How to make an old Maine flag quilt

When I first learned about the old Maine flag a year or so ago, I fell in love with it. It thought it looked like something that was quilted by women hundreds of years ago. I don’t know if that’s true, but I thought I surely needed to see this flag as a quilt.

I do know that the old Maine flag, with its pine tree and blue star, was the official Maine flag from 1901 to 1909, and it’s lovely. I’ve seen the pine tree in different forms in images around the internet. If you’re interested in making an old Maine flag quilt like mine, you can make your tree however you like it. These quilts make wonderful gifts and can be made in any size. I made mine a simple throw and gave it as a gift to a dear friend. I think she was pleased!

But I wanted to devote a post to sharing my process. Making this quilt requires a process called applique. You can learn more about the different types of applique here, but I will explain the type I used in the pictures and instructions below.

Making Your Old Maine Flag Quilt

Choose your size and fabric; buy enough fabric to fit your needs. Just make sure you have a green for the tree, blue for the star, a creamy background, and a backing color that you like.

Using an image of the flag that suits you best, draw your star and your tree, simply, onto some paper. To get my tree big enough for my quilt, I had to tape four pieces of paper together and then draw my tree. Do this for both the tree and the star. Cut them both out.

Place your star on your blue fabric and your tree on your green fabric and pin them to the fabric.

Cut out carefully around each item, leaving enough room at the edge for the fabric to be folded over and pinned to the paper.

Pin the star thoroughly and then start turning over the edge and pinning the fabric to the star around the edges. This can be tricky and will take some practice if you are new to the process. Be patient with yourself and give yourself some time. This part of the process is tedious for sure. You will end up with pieces full of pins, as seen below. Ouch! But my aunt, who taught me to quilt, said my Grannie said you have to be tough to quilt because you might bleed a little. I have to admit that bled a bit for this project.

On the other side, your star and tree should look like this.

Now, it’s time to loosely stitch the fabric to the paper, so you can get rid of all those pins. This is another tedious part of the process, but it’s so rewarding when you can remove those pins! In the picture below, I have stitched the fabric to the paper, and you will notice I’ve had to make tiny cuts to make the curves and angles work. This part takes some practice as well.


Once this step is complete, it’s time to pin the star and tree to your background fabric and begin the process of blind stitching the pieces to the background fabric. I know. More pins! You can read about how to blind stitch here.

After both the tree and the star have been blind stitched to your background fabric, turn over the fabric and cut a slit behind the tree and the star. Pull your paper out of the slit.

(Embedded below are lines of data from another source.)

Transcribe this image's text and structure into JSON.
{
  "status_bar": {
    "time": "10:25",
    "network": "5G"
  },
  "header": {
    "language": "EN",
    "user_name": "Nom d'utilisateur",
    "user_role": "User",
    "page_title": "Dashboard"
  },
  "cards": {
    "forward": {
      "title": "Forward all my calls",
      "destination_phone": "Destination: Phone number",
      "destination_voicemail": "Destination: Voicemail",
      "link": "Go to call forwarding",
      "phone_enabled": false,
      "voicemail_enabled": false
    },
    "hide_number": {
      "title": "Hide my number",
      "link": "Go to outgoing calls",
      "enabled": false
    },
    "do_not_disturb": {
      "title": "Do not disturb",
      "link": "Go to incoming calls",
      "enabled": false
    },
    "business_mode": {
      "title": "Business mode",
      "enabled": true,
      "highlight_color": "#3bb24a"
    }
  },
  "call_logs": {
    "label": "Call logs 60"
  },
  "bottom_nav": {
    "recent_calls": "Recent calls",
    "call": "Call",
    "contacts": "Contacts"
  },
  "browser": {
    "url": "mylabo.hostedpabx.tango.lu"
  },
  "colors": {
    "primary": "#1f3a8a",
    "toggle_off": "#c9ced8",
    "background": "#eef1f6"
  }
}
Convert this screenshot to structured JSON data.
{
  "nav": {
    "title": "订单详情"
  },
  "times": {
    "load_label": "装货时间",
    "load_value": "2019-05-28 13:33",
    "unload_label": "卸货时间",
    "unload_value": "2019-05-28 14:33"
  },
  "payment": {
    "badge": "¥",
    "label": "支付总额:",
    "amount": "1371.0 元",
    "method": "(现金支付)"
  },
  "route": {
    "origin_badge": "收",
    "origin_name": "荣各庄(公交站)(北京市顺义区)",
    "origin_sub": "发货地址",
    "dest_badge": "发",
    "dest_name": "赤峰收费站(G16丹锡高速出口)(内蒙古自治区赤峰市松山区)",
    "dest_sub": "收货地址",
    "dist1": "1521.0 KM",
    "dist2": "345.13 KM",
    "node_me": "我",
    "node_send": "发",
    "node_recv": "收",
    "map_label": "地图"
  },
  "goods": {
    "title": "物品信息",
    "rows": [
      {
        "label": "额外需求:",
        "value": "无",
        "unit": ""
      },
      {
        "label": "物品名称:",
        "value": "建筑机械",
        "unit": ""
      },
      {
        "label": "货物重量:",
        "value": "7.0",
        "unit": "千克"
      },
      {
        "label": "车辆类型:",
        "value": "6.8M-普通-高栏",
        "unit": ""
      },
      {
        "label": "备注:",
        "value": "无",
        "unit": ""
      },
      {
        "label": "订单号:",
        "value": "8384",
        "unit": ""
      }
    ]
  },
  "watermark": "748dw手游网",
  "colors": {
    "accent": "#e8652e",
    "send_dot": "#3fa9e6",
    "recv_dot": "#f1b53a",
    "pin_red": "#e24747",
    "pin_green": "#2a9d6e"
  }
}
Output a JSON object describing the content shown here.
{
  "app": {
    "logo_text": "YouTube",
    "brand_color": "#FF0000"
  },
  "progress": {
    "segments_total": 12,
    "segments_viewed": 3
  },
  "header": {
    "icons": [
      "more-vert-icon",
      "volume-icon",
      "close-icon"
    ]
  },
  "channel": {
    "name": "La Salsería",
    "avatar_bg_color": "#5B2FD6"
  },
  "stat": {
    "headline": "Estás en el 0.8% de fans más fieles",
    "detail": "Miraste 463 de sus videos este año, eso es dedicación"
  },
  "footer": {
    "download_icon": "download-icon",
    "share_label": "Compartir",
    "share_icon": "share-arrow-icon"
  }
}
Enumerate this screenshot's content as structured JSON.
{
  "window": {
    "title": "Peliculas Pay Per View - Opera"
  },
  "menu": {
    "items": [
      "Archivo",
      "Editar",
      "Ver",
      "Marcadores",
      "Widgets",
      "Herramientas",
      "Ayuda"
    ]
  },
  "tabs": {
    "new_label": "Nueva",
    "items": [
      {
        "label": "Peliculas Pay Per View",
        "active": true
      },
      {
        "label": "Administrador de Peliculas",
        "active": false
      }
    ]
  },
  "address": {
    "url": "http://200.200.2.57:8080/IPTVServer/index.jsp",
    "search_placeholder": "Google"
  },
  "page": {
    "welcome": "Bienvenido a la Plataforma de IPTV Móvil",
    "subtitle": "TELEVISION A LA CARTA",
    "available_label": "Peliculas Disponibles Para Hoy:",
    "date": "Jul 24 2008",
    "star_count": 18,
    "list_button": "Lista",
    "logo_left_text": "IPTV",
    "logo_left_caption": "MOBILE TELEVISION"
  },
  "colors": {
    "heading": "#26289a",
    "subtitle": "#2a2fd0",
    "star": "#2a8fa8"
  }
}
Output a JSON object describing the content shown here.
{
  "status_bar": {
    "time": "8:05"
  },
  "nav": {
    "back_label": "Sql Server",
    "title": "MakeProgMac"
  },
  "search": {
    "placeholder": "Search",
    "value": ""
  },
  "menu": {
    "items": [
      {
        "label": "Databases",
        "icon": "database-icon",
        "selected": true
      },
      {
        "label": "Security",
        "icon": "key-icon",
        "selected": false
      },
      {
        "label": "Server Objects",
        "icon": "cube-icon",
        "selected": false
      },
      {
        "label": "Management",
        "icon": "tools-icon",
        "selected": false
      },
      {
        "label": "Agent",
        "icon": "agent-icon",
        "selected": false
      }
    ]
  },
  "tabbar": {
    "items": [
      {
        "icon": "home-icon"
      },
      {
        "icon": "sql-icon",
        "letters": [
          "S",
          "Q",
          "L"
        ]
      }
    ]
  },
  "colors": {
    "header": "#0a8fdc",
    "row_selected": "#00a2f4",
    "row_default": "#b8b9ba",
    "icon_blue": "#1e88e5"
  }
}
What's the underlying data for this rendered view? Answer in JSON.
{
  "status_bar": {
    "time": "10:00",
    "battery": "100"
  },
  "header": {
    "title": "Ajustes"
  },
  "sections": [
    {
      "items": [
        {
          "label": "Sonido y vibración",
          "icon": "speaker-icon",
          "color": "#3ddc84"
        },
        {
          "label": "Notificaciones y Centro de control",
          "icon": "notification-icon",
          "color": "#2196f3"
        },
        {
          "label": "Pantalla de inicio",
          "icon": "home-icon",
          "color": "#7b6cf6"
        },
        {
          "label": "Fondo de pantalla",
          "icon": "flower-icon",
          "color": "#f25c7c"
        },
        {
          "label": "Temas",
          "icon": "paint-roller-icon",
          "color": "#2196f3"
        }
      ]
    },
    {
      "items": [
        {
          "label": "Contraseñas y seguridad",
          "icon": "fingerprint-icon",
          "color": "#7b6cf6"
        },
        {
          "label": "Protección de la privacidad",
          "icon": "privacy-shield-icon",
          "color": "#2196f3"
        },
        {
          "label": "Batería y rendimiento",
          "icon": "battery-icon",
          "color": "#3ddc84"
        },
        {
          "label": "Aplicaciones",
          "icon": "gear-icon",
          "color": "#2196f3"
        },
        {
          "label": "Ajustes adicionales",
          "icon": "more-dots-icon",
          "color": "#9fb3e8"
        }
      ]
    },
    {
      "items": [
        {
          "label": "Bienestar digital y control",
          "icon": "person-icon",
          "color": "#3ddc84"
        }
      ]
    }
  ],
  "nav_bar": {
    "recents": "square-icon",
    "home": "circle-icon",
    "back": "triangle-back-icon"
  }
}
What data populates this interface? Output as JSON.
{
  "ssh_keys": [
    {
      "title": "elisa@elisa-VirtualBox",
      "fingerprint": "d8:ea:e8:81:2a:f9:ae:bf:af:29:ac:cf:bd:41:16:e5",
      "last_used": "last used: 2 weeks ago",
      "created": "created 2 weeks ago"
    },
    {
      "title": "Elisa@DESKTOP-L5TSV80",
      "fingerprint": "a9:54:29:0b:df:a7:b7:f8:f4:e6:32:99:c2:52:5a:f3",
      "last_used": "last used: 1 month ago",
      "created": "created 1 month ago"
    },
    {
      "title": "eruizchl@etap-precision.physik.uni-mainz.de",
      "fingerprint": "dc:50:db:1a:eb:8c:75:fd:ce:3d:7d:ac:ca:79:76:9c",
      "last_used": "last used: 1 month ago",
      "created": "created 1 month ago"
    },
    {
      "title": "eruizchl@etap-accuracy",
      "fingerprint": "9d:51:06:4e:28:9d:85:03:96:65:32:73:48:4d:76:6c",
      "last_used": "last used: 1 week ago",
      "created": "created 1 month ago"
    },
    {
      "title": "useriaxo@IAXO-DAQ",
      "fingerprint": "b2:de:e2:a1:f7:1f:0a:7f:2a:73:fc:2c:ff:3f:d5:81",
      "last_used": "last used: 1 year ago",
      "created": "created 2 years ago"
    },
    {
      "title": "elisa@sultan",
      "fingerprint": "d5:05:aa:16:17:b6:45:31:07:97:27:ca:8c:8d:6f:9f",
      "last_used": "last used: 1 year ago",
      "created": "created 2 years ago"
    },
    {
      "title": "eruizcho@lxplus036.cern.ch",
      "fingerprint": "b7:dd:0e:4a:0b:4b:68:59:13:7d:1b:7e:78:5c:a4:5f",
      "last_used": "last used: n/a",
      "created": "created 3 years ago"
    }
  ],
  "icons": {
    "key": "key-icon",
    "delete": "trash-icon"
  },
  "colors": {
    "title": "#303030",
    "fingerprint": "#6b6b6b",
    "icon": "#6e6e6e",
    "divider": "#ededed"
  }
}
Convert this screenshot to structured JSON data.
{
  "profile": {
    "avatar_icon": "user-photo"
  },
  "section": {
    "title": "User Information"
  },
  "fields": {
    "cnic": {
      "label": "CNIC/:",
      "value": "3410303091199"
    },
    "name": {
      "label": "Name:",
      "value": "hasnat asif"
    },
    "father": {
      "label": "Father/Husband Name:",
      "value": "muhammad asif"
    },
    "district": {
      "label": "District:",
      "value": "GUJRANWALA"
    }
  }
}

You have now finished the front and are ready to add your batting and your backing. I chose the blue to match the star, but you can choose any color, of course. I really like the green too. I think my next one will use the green. After you put the front, middle, and backing together, it’s time to quilt. I used matching embroidery thread and tie quilting for the quilting process. It’s sturdy and moves along more quickly than traditional quilting, though traditional quilting would be so lovely!

At this point, things are really coming together, and your cat may claim your quilt. This makes your work even more difficult, of course.

But if you can persevere, it’s time for more pins. Pin the backing in order to create an edge for your quilt. You will want to find a strategy that works to crate the corners. I use folds.

Once everything is pinned together well, you can use your sewing machine for this part. You can sew by hand, of course, but if your machine can handle it (and mine is a fairly inexpensive model and could totally handle it), using your machine will help you save time on this one step. And that’s helpful, as all of the hand stitching for this method of applique takes some time.

After you have sewn up your edges, you are finished. This is an image of my completed throw on our rocking chair. I love this quilt so much!

If you are interested in purchasing one of these instead of making one, please feel free to check out my Etsy shop here. But I have only intermediate sewing skills and was able to create this lovely piece. Remember, you can make it any size and make your tree in a variety of designs. I lean toward the rustic, but everyone has their own preferences.

I hope this quilt keeps you warm while you are reading a good book and drinking a hot cup of tea this winter!